I’m not a super soccer fan. I looked over the starting lineups before the match kicked off and didn’t recognize more than a handful of names. I don’t go to Chicago Fire games and I’m not glued to my seat for every Premier League or UEFA championship. Major League Soccer was founded in the early 90s when my fandom was already interwoven with baseball, basketball as well as American football making it hard to latch onto another sport, especially one that’s so low scoring. But here’s the thing: soccer is exciting and those of us that don’t give it enough attention are missing out on world-class events.

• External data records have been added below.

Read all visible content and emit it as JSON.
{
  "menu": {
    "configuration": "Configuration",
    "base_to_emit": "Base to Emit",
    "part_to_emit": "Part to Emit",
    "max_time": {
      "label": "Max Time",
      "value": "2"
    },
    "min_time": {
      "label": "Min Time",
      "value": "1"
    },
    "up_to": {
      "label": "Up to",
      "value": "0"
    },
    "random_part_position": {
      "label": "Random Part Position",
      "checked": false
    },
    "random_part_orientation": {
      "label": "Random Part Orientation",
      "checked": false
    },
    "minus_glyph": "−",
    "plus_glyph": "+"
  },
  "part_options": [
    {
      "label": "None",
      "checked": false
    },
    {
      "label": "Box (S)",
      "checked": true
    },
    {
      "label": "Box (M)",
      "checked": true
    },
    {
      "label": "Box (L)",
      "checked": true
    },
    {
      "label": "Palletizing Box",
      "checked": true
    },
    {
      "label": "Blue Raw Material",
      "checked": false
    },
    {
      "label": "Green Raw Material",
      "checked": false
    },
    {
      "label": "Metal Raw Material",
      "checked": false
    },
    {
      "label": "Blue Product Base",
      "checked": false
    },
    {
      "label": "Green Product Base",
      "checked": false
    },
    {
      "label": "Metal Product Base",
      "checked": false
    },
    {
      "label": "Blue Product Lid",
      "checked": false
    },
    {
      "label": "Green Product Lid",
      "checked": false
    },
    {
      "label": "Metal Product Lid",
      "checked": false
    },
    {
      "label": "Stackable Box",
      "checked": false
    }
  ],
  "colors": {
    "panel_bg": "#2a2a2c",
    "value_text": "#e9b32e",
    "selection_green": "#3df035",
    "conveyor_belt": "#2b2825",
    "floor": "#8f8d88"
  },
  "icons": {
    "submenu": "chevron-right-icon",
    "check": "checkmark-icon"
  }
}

Soccer matches, even exhibitions, are thrill-a-minute (well, thrill-every-few-minutes) chess matches from kick-off to final whistle. Much like hockey, the low final scores aren’t a good representation of the 90+ minutes of action I saw as the stars of Bayern Munich and AC Milan traded goals until the very end. Well-placed corner kicks, powerful headers, sharp passes, outside the box strikes and even near misses brought the crowd to its feet time and again. Fans of soccer follow the game with a passion, for a good reason.

Advanced analytics and deep statistics have drawn a new fanbase to baseball in recent decades. Numbers, and the challenge of extrapolating them into stories and predictions, have brought younger fans to baseball when Major League Baseball needed them most. The folks attempting to establish soccer as a thriving American sport are bringing that level of numerical depth to Major League Soccer with tools like the Audi Player Index1. If successful it will bring thousands of new data points to fans’ fingertips. The index comes with lofty goals–rating nearly every on-pitch player action to define a unique score per player. This kind of info will help casual fans get who’s most impacting the match. If enough people dig into the details we’ll see an expedited fan migration to the world of American soccer over the next few years.

Exciting goals and heartbreaking misses coupled with digestible data can make soccer a truly compelling sport. The last World Cup captivated the US audience, international friendlies are filling up stadiums across North America and Major League Soccer attendance is growing2. Soccer hasn’t cracked the big four of American sports quite yet but more fans are realizing the pitch is perfectly suited for action-packed entertainment.

Found It:
MLS Soccer1
World Soccer Talk2